- [What you have to do]:
Keep to the lines from the one with "Output a JSON" through the end of the data, and write them out exactly.

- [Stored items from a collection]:
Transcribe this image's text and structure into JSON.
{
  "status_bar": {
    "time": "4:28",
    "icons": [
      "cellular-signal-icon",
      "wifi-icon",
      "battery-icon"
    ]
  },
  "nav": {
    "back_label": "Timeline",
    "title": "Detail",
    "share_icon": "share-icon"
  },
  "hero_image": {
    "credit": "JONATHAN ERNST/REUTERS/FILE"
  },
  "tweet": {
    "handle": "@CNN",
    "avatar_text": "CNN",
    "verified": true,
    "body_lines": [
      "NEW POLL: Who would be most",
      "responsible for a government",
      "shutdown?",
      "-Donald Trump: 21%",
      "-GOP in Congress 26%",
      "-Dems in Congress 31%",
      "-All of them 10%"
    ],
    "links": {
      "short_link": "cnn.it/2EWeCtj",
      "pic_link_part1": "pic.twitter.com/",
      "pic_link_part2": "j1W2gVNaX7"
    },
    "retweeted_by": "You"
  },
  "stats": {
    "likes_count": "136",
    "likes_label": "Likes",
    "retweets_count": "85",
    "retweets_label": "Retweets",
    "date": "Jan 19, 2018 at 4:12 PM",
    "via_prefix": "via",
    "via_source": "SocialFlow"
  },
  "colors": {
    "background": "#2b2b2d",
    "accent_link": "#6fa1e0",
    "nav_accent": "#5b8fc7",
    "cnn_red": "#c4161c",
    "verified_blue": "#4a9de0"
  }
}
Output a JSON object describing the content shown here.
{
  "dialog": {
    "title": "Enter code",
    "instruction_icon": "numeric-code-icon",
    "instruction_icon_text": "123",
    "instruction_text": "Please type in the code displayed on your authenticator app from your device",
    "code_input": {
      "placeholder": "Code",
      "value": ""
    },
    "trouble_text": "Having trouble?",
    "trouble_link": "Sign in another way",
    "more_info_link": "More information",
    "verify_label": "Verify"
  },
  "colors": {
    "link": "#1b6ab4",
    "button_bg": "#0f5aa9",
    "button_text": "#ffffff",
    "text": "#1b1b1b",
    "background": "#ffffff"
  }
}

- [Solution below]:
Output a JSON object describing the content shown here.
{
  "dialog": {
    "title": "Enter code",
    "instruction_icon": "numeric-code-icon",
    "instruction_icon_text": "123",
    "instruction_text": "Please type in the code displayed on your authenticator app from your device",
    "code_input": {
      "placeholder": "Code",
      "value": ""
    },
    "trouble_text": "Having trouble?",
    "trouble_link": "Sign in another way",
    "more_info_link": "More information",
    "verify_label": "Verify"
  },
  "colors": {
    "link": "#1b6ab4",
    "button_bg": "#0f5aa9",
    "button_text": "#ffffff",
    "text": "#1b1b1b",
    "background": "#ffffff"
  }
}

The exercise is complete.